Finland said on Tuesday that it would reopen two border crossings with Russia, partly rolling back a decision to seal the countries’ land frontier after a dispute about increased numbers of migrants in the area.
In recent weeks, Finland had gradually closed all its land crossings with Russia, accusing Moscow of facilitating a potentially destabilizing influx of migrants. The Finnish prime minister, Petteri Orpo, said on Tuesday that his government would monitor the effect of the partial reopening and assess whether Russia had stopped what he described as its “operation.”
“Without scaling down restrictions, we cannot verify if there will be a change for the better,” Mr. Orpo said at a news conference. But, he added, if Russia continued to funnel migrants to the area, the crossings would close again.
Why did Finland close its border?
The relationship between Moscow and Helsinki deteriorated significantly after Russia’s full-scale invasion of Ukraine, which prompted Finland to join NATO. The Finnish authorities have said that Russia has encouraged migrants to travel to the countries’ border in an attempt to undermine Finland’s national security and public order.
The Finnish authorities argue that a much higher number of migrants seeking asylum puts immigration services under pressure and increases the risk that “radicalized” people could enter.
In November, about 900 migrants — mainly from Africa and Asia — crossed the 830-mile border between Finland and Russia to apply for asylum in Finland, a marked increase compared with previous months, according to the Finnish authorities.
Russia says the accusations that it has helped migrants reach the border are “unsubstantiated.” Since Finland started closing crossings, the Russian authorities have told reporters that they have returned some asylum seekers who had the right to stay in Russia to St. Petersburg, while fining and deporting others who were in the country illegally, according to the Russian news agency Interfax.
When did the border close?
Finland began closing border crossings in mid-November; the last one to remain open — the Raja-Jooseppi crossing in northern Lapland — was shut on Nov. 30.
Only the Vainikkala rail crossing in southeastern Finland was open for commercial traffic via land. Air and water crossings remained open, including to asylum seekers, according to the Finnish border guard.
The announcement on Tuesday about reopening two crossings referred to the Vaalimaa and Niirala crossings in southern Finland.
Have other countries had similar issues?
Last month, Estonia’s foreign minister, Margus Tsahkna, said that his country was also prepared to close its border with Russia over similar complaints.

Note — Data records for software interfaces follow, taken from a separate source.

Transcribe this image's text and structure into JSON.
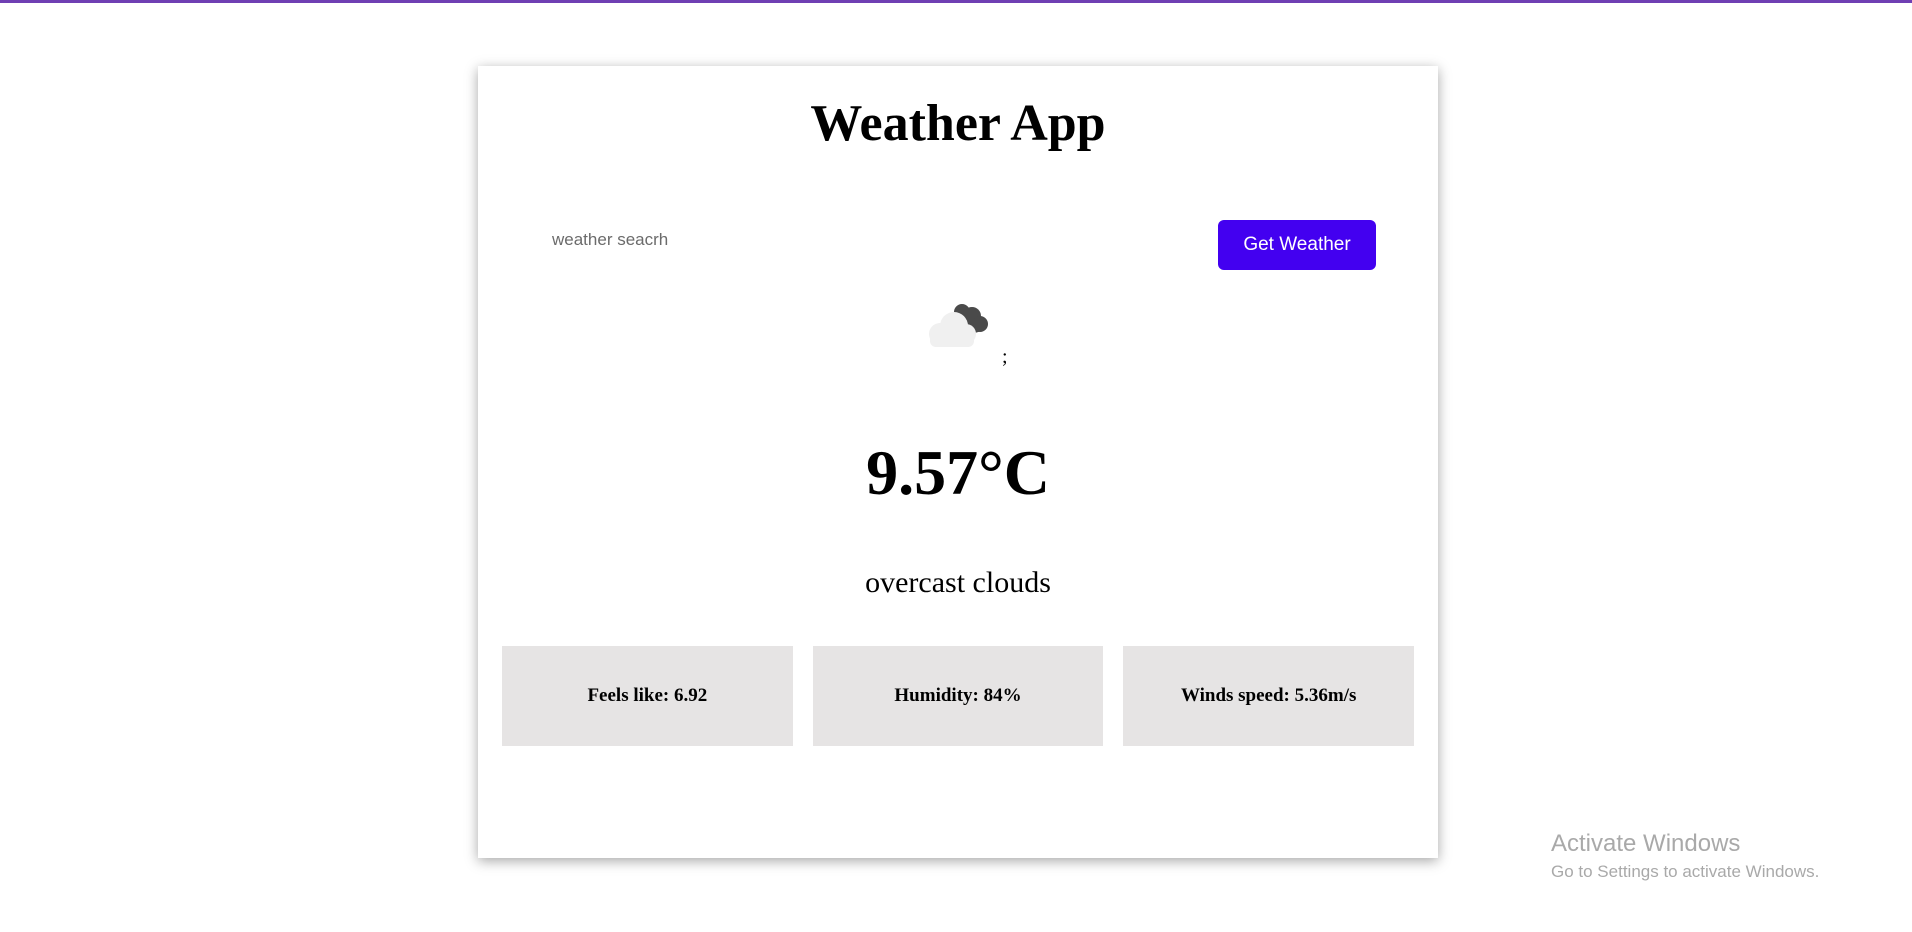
{
  "app": {
    "title": "Weather App"
  },
  "search": {
    "placeholder": "weather seacrh",
    "value": "",
    "button_label": "Get Weather"
  },
  "weather": {
    "icon": "overcast-clouds-icon",
    "icon_caption": ";",
    "temperature": "9.57°C",
    "description": "overcast clouds"
  },
  "stats": [
    {
      "label": "Feels like: 6.92"
    },
    {
      "label": "Humidity: 84%"
    },
    {
      "label": "Winds speed: 5.36m/s"
    }
  ],
  "os_watermark": {
    "title": "Activate Windows",
    "subtitle": "Go to Settings to activate Windows."
  },
  "colors": {
    "accent": "#4300f0",
    "top_bar": "#6f3fb3",
    "stat_background": "#e6e4e4"
  }
}
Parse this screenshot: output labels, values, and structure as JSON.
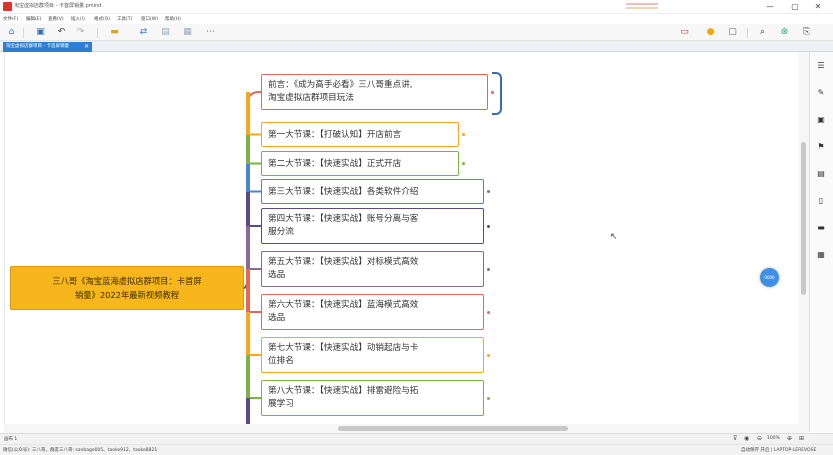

“What is happening on Finland’s border is nothing less than a blatant hybrid attack,” Mr. Tsahkna said at a meeting of Nordic and Baltic foreign ministers in Brussels. He said that Moscow’s actions were “aimed at sowing anxiety and instability.”
Estonia also advised its citizens against any travel to Russia in case the Estonian authorities decided to close border crossings.
Frontex, the European Union’s border agency, has deployed staff to bolster security at the border in Finland, which is a member of the bloc. The agency said that the security of Finland’s eastern border was “a matter of collective European concern.”
In the past, Poland and Baltic countries have also accused Belarus of using migrants as a political weapon.
Do Finnish people support the closures?
Public opinion in Finland has largely been in favor of the border closures, with 75 percent of the population supporting them, according to a poll by one of Finland’s main newspapers, Helsingin Sanomat.
Only 10 percent opposed them, the poll suggested, though left-wing opposition parties have expressed criticism because of concerns about the effect on asylum seekers.
Li Andersson, the chairwoman of one opposition party, Left Alliance, said that closing the crossings reduced opportunities for refugees to seek international protection, which is a human right established by the Geneva Convention, to which Finland is a signatory.
Speaking to the Finnish public broadcaster YLE this month, the Finnish president, Sauli Niinisto, said that the Geneva Convention on refugees referred to “a totally different situation from the one we’re witnessing,” because, in this case, Russia was using migrants to “confuse and divide.”
Ivan Nechepurenko contributed reporting from Tbilisi, Georgia.